These are not completely false communications, but articles created ad hoc on incomplete information that aim to generate confusion on a specific topic. For the content to become viral, and therefore read by many people, it must be based on current, “hot” and highly popular topics.
Where do fake news come from?
Both individuals and organizations hide behind the creation of fake news. Organizations, in particular, invest money and use paid campaigns (especially on social networks) so that the news goes viral, thus increasing user shares and providing the illusion that the information provided is true.
People can also share content to destabilize public opinion. Again, the virality of the post which is based on the high number of shares on social media plays a fundamental role in the credibility of the news (and the source).
It must be said that few people click on the content and invest their time in reading the article: many, in fact, stop at the title, without delving deeper. The sharing, therefore, of unverified posts – which perhaps spread false or incomplete information – can generate indignation and alarmism.
Why the world of plastic is at the center of fake news
Pollution, environment, climate change: the topics that concern the planet and its future are very close to people’s hearts. And concern about environmental issues and sustainability is a hot spot that fuels fake news.
This is why everything that revolves around plastic – a material with which many objects are produced that are not always disposed of in the correct way – arouses people’s curiosity. From production to disposal, plastic thus becomes one of the favorite subjects of hoaxes circulating online.
Real or fake news? How to defend yourself from fake news
Given the widespread phenomenon, search engines and social networks are very attentive to fake news and try to not allow their uploading thanks to the use of special algorithms. However, they do not always succeed.
For this reason, correct reading of the news is recommended, with verification of the sources and the reliability of the news by the reader. And to do this you can adopt some simple tricks.
For example, it might be useful to:
- Always check the origin of each piece of news, evaluating the publisher, author and their related skills and/or knowledge of the sector. This advice also applies to news shared on Twitter/X, Instagram and Facebook.
- Check if a news item is full of data, studies and reliable sources, if the quotes are correct and refer to existing bodies, organizations or people.
- Don’t stop at the title but continue reading the article.
- Compare multiple sources and articles on the same topic.
Sustainability: for BMP TAPPI it is an important issue to promote
At BMP TAPPI we care about sustainability. We are aware of the fact that plastic takes 100 to 1000 years to degrade but, at the same time, we are convinced that this material should not be demonized.
Rather, we believe that it is more important to understand how to use it responsibly.
At BMP TAPPI, for example, we produce a series of products with materials of PCR origin (obtained from consumer/end user waste) and materials of PIR origin (coming from waste generated by industry). Furthermore, we have created a series of entirely biodegradable technical caps (which can also be customized) and we are working to produce our largest series in BIO material.
And there is more.

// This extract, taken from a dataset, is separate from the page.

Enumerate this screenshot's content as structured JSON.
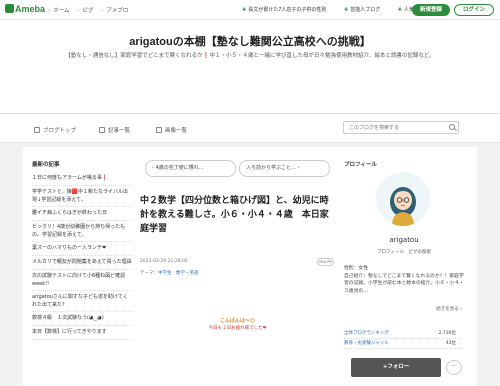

We have always promoted correct disposal because only in this way, at the end of use, can our plastic caps degrade without releasing pollutants into the environment.
Do you want to learn more about our plastic caps?
Discover our products range.